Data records
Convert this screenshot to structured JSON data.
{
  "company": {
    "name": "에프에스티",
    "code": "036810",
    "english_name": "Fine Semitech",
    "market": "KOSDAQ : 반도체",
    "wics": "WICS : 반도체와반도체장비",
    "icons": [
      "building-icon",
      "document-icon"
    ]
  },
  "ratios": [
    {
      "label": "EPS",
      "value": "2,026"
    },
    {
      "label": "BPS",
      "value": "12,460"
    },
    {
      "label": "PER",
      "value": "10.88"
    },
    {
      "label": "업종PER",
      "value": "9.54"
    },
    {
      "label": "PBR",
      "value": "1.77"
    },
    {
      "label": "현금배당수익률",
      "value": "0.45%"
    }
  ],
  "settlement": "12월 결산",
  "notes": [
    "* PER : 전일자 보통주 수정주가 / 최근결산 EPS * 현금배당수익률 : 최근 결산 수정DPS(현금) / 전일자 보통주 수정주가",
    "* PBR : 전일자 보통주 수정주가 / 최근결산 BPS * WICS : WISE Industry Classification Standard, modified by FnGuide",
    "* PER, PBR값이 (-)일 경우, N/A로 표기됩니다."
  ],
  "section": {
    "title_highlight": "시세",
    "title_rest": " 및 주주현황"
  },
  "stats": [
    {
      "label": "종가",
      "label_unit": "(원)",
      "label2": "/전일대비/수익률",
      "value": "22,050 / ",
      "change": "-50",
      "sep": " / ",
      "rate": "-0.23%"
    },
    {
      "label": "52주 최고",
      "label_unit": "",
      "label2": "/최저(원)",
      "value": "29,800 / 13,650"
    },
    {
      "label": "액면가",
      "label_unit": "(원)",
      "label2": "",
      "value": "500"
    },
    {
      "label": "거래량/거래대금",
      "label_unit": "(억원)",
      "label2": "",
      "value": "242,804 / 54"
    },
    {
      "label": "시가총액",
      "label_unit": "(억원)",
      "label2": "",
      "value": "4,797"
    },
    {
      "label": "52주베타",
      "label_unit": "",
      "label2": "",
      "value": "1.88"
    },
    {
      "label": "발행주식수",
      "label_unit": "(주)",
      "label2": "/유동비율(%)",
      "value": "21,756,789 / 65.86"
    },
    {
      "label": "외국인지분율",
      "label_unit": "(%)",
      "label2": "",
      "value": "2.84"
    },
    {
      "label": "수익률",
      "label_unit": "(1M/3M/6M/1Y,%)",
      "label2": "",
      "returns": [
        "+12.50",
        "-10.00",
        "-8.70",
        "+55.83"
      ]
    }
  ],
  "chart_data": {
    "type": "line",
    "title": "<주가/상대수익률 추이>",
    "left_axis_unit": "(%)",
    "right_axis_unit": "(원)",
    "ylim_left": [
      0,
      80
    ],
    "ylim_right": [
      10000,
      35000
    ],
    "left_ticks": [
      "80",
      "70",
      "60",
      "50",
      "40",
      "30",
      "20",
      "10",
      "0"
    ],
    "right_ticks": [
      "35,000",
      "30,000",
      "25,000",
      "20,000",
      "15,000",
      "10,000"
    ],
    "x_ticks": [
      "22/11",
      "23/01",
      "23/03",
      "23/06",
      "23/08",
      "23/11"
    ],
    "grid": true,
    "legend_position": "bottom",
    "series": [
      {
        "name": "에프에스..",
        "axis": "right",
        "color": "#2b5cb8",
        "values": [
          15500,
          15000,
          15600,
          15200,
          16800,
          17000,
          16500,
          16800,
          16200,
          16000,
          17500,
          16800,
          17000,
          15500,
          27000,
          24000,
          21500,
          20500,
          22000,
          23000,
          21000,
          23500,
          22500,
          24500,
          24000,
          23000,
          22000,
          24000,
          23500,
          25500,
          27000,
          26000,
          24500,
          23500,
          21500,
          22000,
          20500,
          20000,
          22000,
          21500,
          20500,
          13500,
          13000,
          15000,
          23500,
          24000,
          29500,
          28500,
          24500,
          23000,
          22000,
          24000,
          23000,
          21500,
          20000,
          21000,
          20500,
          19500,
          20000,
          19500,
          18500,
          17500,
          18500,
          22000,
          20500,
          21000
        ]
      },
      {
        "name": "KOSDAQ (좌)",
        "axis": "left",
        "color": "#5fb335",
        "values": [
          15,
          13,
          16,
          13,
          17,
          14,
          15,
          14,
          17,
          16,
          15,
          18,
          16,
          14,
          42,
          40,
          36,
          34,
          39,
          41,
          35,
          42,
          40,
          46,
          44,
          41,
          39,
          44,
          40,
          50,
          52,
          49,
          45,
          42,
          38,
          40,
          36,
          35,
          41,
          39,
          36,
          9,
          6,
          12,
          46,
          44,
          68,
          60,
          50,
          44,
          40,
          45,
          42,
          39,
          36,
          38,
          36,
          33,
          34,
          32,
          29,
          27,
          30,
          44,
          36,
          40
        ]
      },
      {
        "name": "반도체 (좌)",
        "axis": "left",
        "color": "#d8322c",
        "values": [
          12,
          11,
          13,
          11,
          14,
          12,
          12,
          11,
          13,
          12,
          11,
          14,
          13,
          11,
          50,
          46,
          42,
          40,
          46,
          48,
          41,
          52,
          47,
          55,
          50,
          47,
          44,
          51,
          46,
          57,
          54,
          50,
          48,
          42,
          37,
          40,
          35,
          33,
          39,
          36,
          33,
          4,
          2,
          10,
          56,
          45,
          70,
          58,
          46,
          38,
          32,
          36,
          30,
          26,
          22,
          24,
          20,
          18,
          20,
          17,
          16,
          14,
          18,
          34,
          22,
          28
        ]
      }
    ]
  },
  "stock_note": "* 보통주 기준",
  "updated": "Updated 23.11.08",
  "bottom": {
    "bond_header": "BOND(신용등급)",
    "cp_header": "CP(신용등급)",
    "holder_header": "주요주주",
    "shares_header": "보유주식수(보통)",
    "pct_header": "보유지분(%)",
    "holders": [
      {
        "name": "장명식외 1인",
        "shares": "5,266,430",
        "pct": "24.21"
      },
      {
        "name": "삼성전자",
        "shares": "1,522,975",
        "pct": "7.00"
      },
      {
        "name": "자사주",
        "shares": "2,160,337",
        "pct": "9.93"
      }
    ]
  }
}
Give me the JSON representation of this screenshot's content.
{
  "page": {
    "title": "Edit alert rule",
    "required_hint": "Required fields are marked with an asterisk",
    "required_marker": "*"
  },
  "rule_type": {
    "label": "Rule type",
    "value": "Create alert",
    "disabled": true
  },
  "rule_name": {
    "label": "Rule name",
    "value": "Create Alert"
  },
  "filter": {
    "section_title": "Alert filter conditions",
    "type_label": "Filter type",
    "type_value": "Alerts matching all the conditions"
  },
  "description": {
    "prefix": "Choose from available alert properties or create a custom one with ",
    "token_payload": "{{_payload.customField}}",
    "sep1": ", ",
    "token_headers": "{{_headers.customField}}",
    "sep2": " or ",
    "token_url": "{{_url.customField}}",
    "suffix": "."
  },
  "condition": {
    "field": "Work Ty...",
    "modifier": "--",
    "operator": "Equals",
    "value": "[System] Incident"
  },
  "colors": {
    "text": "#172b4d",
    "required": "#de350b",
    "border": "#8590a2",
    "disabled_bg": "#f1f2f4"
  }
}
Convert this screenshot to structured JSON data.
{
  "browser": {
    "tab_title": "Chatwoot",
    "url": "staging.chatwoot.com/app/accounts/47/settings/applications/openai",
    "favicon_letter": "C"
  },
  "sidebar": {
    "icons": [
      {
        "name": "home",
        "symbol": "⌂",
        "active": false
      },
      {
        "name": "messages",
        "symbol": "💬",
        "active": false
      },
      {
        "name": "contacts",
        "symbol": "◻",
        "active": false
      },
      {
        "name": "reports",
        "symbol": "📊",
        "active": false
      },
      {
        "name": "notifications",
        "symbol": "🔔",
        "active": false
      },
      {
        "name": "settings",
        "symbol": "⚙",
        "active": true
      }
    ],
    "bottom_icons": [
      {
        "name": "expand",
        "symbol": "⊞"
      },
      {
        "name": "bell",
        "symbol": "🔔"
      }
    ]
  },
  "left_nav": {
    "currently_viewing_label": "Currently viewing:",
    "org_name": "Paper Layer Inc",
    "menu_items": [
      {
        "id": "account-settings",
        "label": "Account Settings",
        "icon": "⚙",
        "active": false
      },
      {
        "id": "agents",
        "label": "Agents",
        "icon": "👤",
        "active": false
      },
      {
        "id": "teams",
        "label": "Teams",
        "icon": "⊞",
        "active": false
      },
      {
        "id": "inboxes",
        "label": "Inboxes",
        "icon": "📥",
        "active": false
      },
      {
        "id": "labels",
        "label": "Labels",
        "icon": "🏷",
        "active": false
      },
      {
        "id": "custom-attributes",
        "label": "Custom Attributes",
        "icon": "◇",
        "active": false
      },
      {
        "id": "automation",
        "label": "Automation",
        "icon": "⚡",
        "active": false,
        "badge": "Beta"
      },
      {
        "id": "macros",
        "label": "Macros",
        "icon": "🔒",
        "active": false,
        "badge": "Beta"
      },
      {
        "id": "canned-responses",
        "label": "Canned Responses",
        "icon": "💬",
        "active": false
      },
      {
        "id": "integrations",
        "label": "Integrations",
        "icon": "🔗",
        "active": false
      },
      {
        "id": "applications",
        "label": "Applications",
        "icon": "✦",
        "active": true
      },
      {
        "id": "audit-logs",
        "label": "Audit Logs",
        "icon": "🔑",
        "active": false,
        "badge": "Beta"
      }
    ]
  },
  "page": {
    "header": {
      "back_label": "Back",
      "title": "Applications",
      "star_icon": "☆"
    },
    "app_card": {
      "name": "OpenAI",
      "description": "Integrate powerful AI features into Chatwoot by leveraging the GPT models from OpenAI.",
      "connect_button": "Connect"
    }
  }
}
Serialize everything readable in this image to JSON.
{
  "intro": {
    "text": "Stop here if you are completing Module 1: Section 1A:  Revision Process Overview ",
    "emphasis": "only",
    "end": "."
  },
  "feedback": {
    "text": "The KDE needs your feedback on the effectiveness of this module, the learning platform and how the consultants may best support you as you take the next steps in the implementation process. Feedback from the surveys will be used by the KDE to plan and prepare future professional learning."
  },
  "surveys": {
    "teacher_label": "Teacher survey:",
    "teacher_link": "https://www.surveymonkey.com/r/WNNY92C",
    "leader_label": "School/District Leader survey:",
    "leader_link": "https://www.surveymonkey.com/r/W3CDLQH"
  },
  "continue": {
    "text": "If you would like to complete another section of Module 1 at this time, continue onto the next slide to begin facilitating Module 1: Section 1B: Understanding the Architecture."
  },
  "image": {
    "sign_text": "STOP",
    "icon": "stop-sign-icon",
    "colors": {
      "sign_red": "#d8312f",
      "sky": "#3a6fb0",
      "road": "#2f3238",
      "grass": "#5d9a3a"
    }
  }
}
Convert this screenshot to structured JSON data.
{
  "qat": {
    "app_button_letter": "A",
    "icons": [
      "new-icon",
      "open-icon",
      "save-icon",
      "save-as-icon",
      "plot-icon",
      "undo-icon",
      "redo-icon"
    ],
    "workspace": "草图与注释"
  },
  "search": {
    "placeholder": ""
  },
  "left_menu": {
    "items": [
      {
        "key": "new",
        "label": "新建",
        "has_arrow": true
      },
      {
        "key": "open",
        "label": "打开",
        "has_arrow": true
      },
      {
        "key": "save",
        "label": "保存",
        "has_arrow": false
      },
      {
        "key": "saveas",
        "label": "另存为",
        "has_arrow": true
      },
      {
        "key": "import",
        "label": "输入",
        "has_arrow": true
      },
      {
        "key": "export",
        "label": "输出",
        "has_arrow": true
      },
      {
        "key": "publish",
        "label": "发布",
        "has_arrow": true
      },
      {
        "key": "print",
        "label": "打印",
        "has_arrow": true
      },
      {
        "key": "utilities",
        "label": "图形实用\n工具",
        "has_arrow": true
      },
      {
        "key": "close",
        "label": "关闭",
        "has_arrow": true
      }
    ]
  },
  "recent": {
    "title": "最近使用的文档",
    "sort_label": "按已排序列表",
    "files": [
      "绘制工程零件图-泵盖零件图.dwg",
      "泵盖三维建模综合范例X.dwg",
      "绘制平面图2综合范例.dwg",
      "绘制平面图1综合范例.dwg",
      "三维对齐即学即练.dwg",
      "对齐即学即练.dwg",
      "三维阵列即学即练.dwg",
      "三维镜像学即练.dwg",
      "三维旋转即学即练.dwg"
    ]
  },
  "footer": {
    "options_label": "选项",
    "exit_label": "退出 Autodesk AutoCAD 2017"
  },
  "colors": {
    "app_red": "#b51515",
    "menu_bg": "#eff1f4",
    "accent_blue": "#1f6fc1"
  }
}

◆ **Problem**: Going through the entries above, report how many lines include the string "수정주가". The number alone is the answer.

◆ **Solved exercise**: 2